I hope to engage more with the communitiesaround me and to do so with cultural inclusiveness and integrity. I feel thatby doing this I can apply the leadership, steadfastness, and compassion of aFNP to truly and wholly help the patients I will care for. Iperceive that the differences between the RN and the FNP are based on the ideathat the foundation for a role as an advanced caregiver is built and expandedupon the foundations learned as a RN. Both RN’s and FNP’s provide care to patients. However, aside from theadditional education and extensive clinical training required for a FNP, theadvanced practitioner also functions in a significantly greater autonomousrole. This allows them to diagnose and develop treatment plans for illnesses,including prescribing medications.
They can see patients on their own as aprimary provider, or work alongside and refer to a physician or specialist ifrequired. Because of the increased level of autonomy, a FNP has greaterresponsibility to their patient. It is that responsibility that sets the barhigher and sets the FNP apart from the RN. Thestrengths that I bring to the FNP role are numerous. I am very much a self-starterthat pays attention to detail and to the organization of my responsibilities. Ipride myself in being able to easily communicate complicated topics to differentaudiences, including patients and colleagues.
I excel in my complex decisionmaking skills and my ability to adapt to various and often rapidly changingpatient care situations. I delight in working with and caring for people of allcultural backgrounds and diversities. In my 13 years as a labor and deliverynurse at the two largest hospitals in the Salt Lake Valley, I have cared forand connected with people from all walks of life.
The very young and the veryold, the very rich and the very poor, the refugee, the prisoner, the famous andeverything in between. I have seen the joy of life and the shatteringheartbreak of maternal and fetal loss. In my years as a flight nurse for AirMedand Life Flight, I have had a chance to care for patients from all circumstancesoutside of my community as well. My time with these patients is usually some ofthe most stressful and terrifying moments of their lives. Through all theseexperiences, I have always strived to show empathy and compassion, while alsodoing the hard work necessary in the face of difficult obstacles to provide thebest outcomes.

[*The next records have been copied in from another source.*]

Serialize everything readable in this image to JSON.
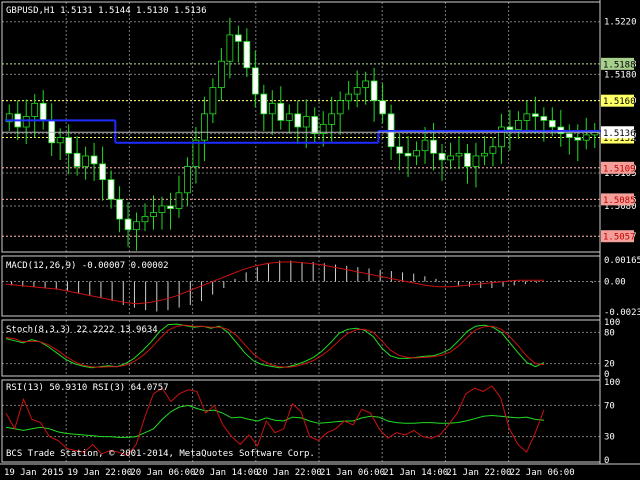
{
  "chart_data": [
    {
      "type": "candlestick",
      "title": "GBPUSD,H1  1.5131 1.5144 1.5130 1.5136",
      "ylim": [
        1.5045,
        1.5235
      ],
      "y_ticks": [
        "1.5220",
        "1.5188",
        "1.5180",
        "1.5160",
        "1.5135",
        "1.5132",
        "1.5109",
        "1.5105",
        "1.5085",
        "1.5080",
        "1.5057"
      ],
      "levels": [
        {
          "value": 1.5188,
          "label": "1.5188",
          "color": "#a8d08d",
          "text_color": "#000000"
        },
        {
          "value": 1.516,
          "label": "1.5160",
          "color": "#ffff66",
          "text_color": "#000000"
        },
        {
          "value": 1.5132,
          "label": "1.5132",
          "color": "#ffff66",
          "text_color": "#000000"
        },
        {
          "value": 1.5109,
          "label": "1.5109",
          "color": "#f4a09a",
          "text_color": "#c00000"
        },
        {
          "value": 1.5085,
          "label": "1.5085",
          "color": "#f4a09a",
          "text_color": "#c00000"
        },
        {
          "value": 1.5057,
          "label": "1.5057",
          "color": "#f4a09a",
          "text_color": "#c00000"
        }
      ],
      "current_price": {
        "value": 1.5136,
        "label": "1.5136"
      },
      "closes": [
        1.515,
        1.514,
        1.5148,
        1.5158,
        1.5145,
        1.5128,
        1.5132,
        1.512,
        1.511,
        1.5118,
        1.5112,
        1.51,
        1.5085,
        1.507,
        1.5062,
        1.5068,
        1.5072,
        1.5075,
        1.508,
        1.5078,
        1.509,
        1.511,
        1.513,
        1.515,
        1.517,
        1.519,
        1.521,
        1.5205,
        1.5185,
        1.5165,
        1.515,
        1.5158,
        1.5145,
        1.515,
        1.514,
        1.5148,
        1.5135,
        1.5142,
        1.515,
        1.516,
        1.5165,
        1.517,
        1.5175,
        1.516,
        1.515,
        1.5125,
        1.512,
        1.5118,
        1.5122,
        1.513,
        1.512,
        1.5115,
        1.5118,
        1.512,
        1.511,
        1.5118,
        1.512,
        1.5125,
        1.514,
        1.5138,
        1.5145,
        1.515,
        1.5148,
        1.5145,
        1.514,
        1.5135,
        1.5132,
        1.513,
        1.5134,
        1.5136
      ],
      "ma": [
        [
          1.5145,
          0,
          12
        ],
        [
          1.5128,
          13,
          43
        ],
        [
          1.5137,
          44,
          70
        ]
      ],
      "x_labels": [
        "19 Jan 2015",
        "19 Jan 22:00",
        "20 Jan 06:00",
        "20 Jan 14:00",
        "20 Jan 22:00",
        "21 Jan 06:00",
        "21 Jan 14:00",
        "21 Jan 22:00",
        "22 Jan 06:00"
      ]
    },
    {
      "type": "bar",
      "title": "MACD(12,26,9) -0.00007 0.00002",
      "y_ticks": [
        "0.00165",
        "0.00",
        "-0.00234"
      ],
      "ylim": [
        -0.00234,
        0.00165
      ],
      "values": [
        -0.0003,
        -0.0004,
        -0.0004,
        -0.0005,
        -0.0006,
        -0.0007,
        -0.0009,
        -0.0011,
        -0.0013,
        -0.0015,
        -0.0018,
        -0.002,
        -0.0022,
        -0.0023,
        -0.0022,
        -0.002,
        -0.0018,
        -0.0015,
        -0.001,
        -0.0005,
        0.0002,
        0.0007,
        0.0011,
        0.0014,
        0.0016,
        0.0016,
        0.0015,
        0.0015,
        0.0014,
        0.0013,
        0.0012,
        0.0011,
        0.001,
        0.0009,
        0.0008,
        0.0007,
        0.0006,
        0.0004,
        0.0002,
        -0.0001,
        -0.0003,
        -0.0004,
        -0.0005,
        -0.0005,
        -0.0004,
        -0.0003,
        -0.0002,
        -0.0001,
        0.0,
        0.0001,
        0.0001,
        0.0,
        -0.0001
      ],
      "signal": [
        -0.0002,
        -0.0003,
        -0.0004,
        -0.0005,
        -0.0006,
        -0.0008,
        -0.001,
        -0.0012,
        -0.0014,
        -0.0016,
        -0.0017,
        -0.0016,
        -0.0014,
        -0.0011,
        -0.0007,
        -0.0003,
        0.0001,
        0.0005,
        0.0009,
        0.0012,
        0.0014,
        0.0015,
        0.0015,
        0.0014,
        0.0013,
        0.0011,
        0.0009,
        0.0007,
        0.0005,
        0.0003,
        0.0001,
        -0.0001,
        -0.0003,
        -0.0004,
        -0.0004,
        -0.0003,
        -0.0002,
        -0.0001,
        0.0,
        0.0001,
        0.0001,
        0.0001
      ]
    },
    {
      "type": "line",
      "title": "Stoch(8,3,3) 22.2222 13.9634",
      "y_ticks": [
        "100",
        "80",
        "20",
        "0"
      ],
      "ylim": [
        0,
        100
      ],
      "series": [
        {
          "values": [
            68,
            64,
            60,
            66,
            62,
            52,
            40,
            28,
            20,
            15,
            12,
            14,
            16,
            14,
            20,
            30,
            45,
            62,
            82,
            95,
            96,
            93,
            90,
            92,
            88,
            92,
            80,
            60,
            40,
            25,
            18,
            15,
            12,
            14,
            18,
            24,
            32,
            44,
            60,
            78,
            86,
            88,
            84,
            72,
            50,
            35,
            30,
            30,
            32,
            34,
            35,
            40,
            48,
            64,
            82,
            92,
            94,
            90,
            80,
            60,
            40,
            22,
            14,
            22
          ],
          "color": "#22dd22"
        },
        {
          "values": [
            70,
            68,
            62,
            63,
            62,
            56,
            46,
            34,
            24,
            17,
            14,
            13,
            14,
            14,
            17,
            24,
            35,
            50,
            68,
            84,
            92,
            94,
            92,
            92,
            90,
            90,
            86,
            74,
            56,
            38,
            26,
            18,
            14,
            13,
            15,
            20,
            26,
            36,
            48,
            64,
            78,
            85,
            86,
            80,
            64,
            46,
            36,
            32,
            31,
            32,
            33,
            36,
            42,
            54,
            70,
            85,
            91,
            92,
            86,
            72,
            54,
            34,
            20,
            18
          ],
          "color": "#cc1111"
        }
      ]
    },
    {
      "type": "line",
      "title": "RSI(13) 50.9310  RSI(3) 64.0757",
      "y_ticks": [
        "100",
        "70",
        "30",
        "0"
      ],
      "ylim": [
        0,
        100
      ],
      "series": [
        {
          "values": [
            42,
            40,
            38,
            40,
            42,
            40,
            36,
            34,
            33,
            32,
            31,
            30,
            30,
            29,
            29,
            30,
            35,
            40,
            52,
            62,
            68,
            70,
            66,
            63,
            64,
            60,
            54,
            55,
            52,
            50,
            54,
            51,
            50,
            55,
            54,
            50,
            47,
            48,
            49,
            50,
            50,
            54,
            56,
            55,
            50,
            48,
            47,
            47,
            48,
            48,
            47,
            47,
            48,
            50,
            53,
            56,
            57,
            56,
            55,
            54,
            55,
            52,
            51
          ],
          "color": "#22dd22"
        },
        {
          "values": [
            60,
            40,
            78,
            52,
            48,
            30,
            25,
            15,
            12,
            10,
            20,
            8,
            12,
            10,
            6,
            20,
            55,
            85,
            92,
            75,
            85,
            90,
            88,
            60,
            70,
            45,
            30,
            20,
            32,
            18,
            50,
            35,
            40,
            72,
            62,
            30,
            25,
            35,
            40,
            50,
            45,
            65,
            60,
            40,
            28,
            35,
            32,
            38,
            30,
            28,
            32,
            45,
            60,
            85,
            92,
            88,
            95,
            80,
            40,
            20,
            10,
            35,
            64
          ],
          "color": "#cc1111"
        }
      ]
    }
  ],
  "footer": "BCS Trade Station, © 2001-2014, MetaQuotes Software Corp."
}
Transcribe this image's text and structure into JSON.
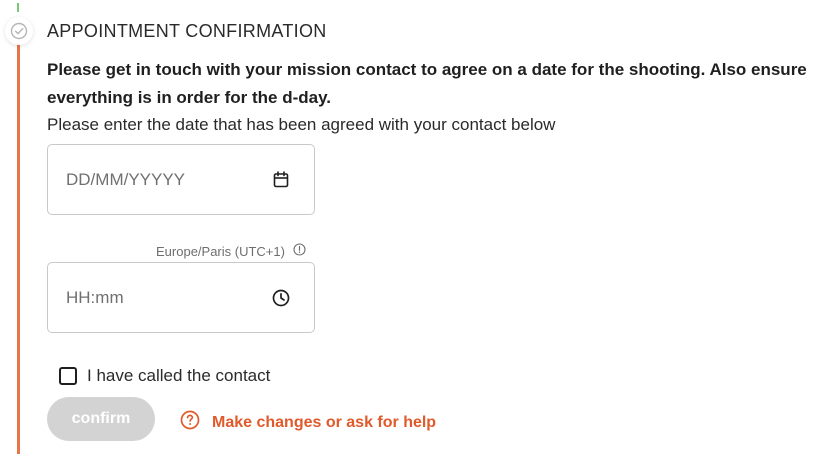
{
  "step": {
    "title": "APPOINTMENT CONFIRMATION",
    "icon": "check-circle-icon",
    "status_color": "#7bc67b",
    "timeline_color": "#e8744a"
  },
  "instructions": "Please get in touch with your mission contact to agree on a date for the shooting. Also ensure everything is in order for the d-day.",
  "subtext": "Please enter the date that has been agreed with your contact below",
  "date_field": {
    "placeholder": "DD/MM/YYYYY",
    "value": "",
    "icon": "calendar-icon"
  },
  "timezone": {
    "label": "Europe/Paris (UTC+1)",
    "icon": "info-icon"
  },
  "time_field": {
    "placeholder": "HH:mm",
    "value": "",
    "icon": "clock-icon"
  },
  "checkbox": {
    "label": "I have called the contact",
    "checked": false
  },
  "actions": {
    "confirm_label": "confirm",
    "confirm_enabled": false,
    "help_label": "Make changes or ask for help",
    "help_icon": "question-circle-icon",
    "accent_color": "#e05a2b"
  }
}
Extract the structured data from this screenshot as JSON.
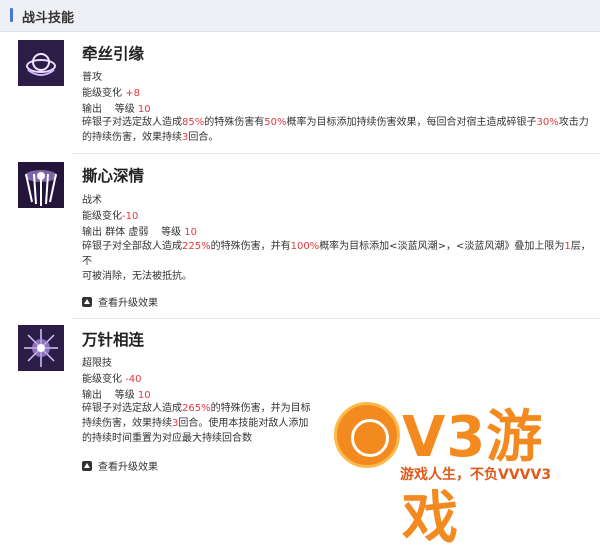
{
  "header": {
    "title": "战斗技能"
  },
  "skills": [
    {
      "name": "牵丝引缘",
      "type": "普攻",
      "energy_label": "能级变化",
      "energy_value": "+8",
      "tags": "输出",
      "level_label": "等级",
      "level_value": "10",
      "desc": [
        "碎银子对选定敌人造成",
        "85%",
        "的特殊伤害有",
        "50%",
        "概率为目标添加持续伤害效果，每回合对宿主造成碎银子",
        "30%",
        "攻击力",
        "的持续伤害，效果持续",
        "3",
        "回合。"
      ]
    },
    {
      "name": "撕心深情",
      "type": "战术",
      "energy_label": "能级变化",
      "energy_value": "-10",
      "tags": "输出 群体 虚弱",
      "level_label": "等级",
      "level_value": "10",
      "desc": [
        "碎银子对全部敌人造成",
        "225%",
        "的特殊伤害，并有",
        "100%",
        "概率为目标添加<淡蓝风潮>，<淡蓝风潮》叠加上限为",
        "1",
        "层，不",
        "可被消除，无法被抵抗。"
      ],
      "upgrade": "查看升级效果"
    },
    {
      "name": "万针相连",
      "type": "超限技",
      "energy_label": "能级变化",
      "energy_value": "-40",
      "tags": "输出",
      "level_label": "等级",
      "level_value": "10",
      "desc": [
        "碎银子对选定敌人造成",
        "265%",
        "的特殊伤害，并为目标",
        "持续伤害，效果持续",
        "3",
        "回合。使用本技能对敌人添加",
        "的持续时间重置为对应最大持续回合数"
      ],
      "upgrade": "查看升级效果"
    }
  ],
  "watermark": {
    "logo": "V3游戏",
    "tagline": "游戏人生，不负VVVV3"
  }
}
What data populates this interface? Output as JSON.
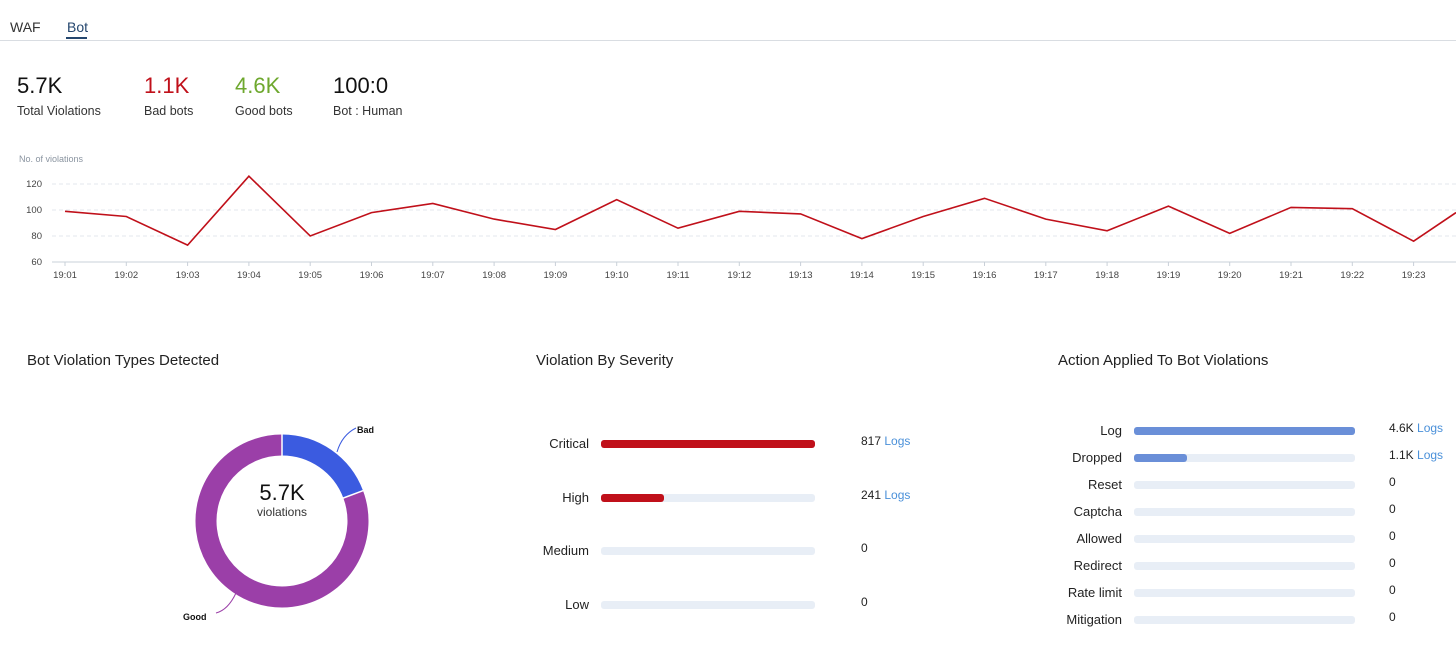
{
  "tabs": [
    {
      "label": "WAF",
      "active": false
    },
    {
      "label": "Bot",
      "active": true
    }
  ],
  "stats": [
    {
      "value": "5.7K",
      "label": "Total Violations",
      "color": "#111111"
    },
    {
      "value": "1.1K",
      "label": "Bad bots",
      "color": "#c0101a"
    },
    {
      "value": "4.6K",
      "label": "Good bots",
      "color": "#6ea82e"
    },
    {
      "value": "100:0",
      "label": "Bot : Human",
      "color": "#111111"
    }
  ],
  "chart_data": [
    {
      "type": "line",
      "ylabel": "No. of violations",
      "ylim": [
        60,
        130
      ],
      "yticks": [
        60,
        80,
        100,
        120
      ],
      "grid": true,
      "color": "#c0101a",
      "x": [
        "19:01",
        "19:02",
        "19:03",
        "19:04",
        "19:05",
        "19:06",
        "19:07",
        "19:08",
        "19:09",
        "19:10",
        "19:11",
        "19:12",
        "19:13",
        "19:14",
        "19:15",
        "19:16",
        "19:17",
        "19:18",
        "19:19",
        "19:20",
        "19:21",
        "19:22",
        "19:23"
      ],
      "values": [
        99,
        95,
        73,
        126,
        80,
        98,
        105,
        93,
        85,
        108,
        86,
        99,
        97,
        78,
        95,
        109,
        93,
        84,
        103,
        82,
        102,
        101,
        76
      ],
      "trailing_value": 98
    },
    {
      "type": "pie",
      "title": "Bot Violation Types Detected",
      "center_value": "5.7K",
      "center_label": "violations",
      "slices": [
        {
          "name": "Bad",
          "value": 1.1,
          "color": "#3b5be0"
        },
        {
          "name": "Good",
          "value": 4.6,
          "color": "#9b3fa8"
        }
      ]
    },
    {
      "type": "bar",
      "title": "Violation By Severity",
      "color": "#c0101a",
      "categories": [
        "Critical",
        "High",
        "Medium",
        "Low"
      ],
      "values": [
        817,
        241,
        0,
        0
      ],
      "display": [
        "817",
        "241",
        "0",
        "0"
      ],
      "logs": [
        true,
        true,
        false,
        false
      ]
    },
    {
      "type": "bar",
      "title": "Action Applied To Bot Violations",
      "color": "#6a8fd8",
      "categories": [
        "Log",
        "Dropped",
        "Reset",
        "Captcha",
        "Allowed",
        "Redirect",
        "Rate limit",
        "Mitigation"
      ],
      "values": [
        4600,
        1100,
        0,
        0,
        0,
        0,
        0,
        0
      ],
      "display": [
        "4.6K",
        "1.1K",
        "0",
        "0",
        "0",
        "0",
        "0",
        "0"
      ],
      "logs": [
        true,
        true,
        false,
        false,
        false,
        false,
        false,
        false
      ]
    }
  ],
  "logs_label": "Logs",
  "track_color": "#e8eef6"
}
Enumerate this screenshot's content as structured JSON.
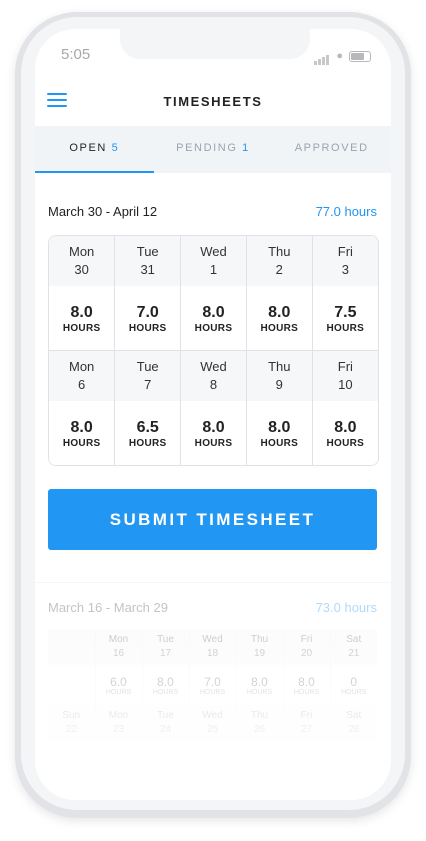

I feel that through these experiences, and the qualities mentionedabove, I will be able to genuinely make a significant difference as a FNP. Theroles of a FNP are numerous. With the increased autonomy in those roles, comesthe opportunity to have a positive impact in the transformation ofhealthcare. I know that the manystrengths I bring to this program in combination with the outstanding educationI would receive at Westminster College, I will be best prepared to transition tothe role of a Family Nurse Practitioner and better care for those in thecommunity around me. What an honor that would be.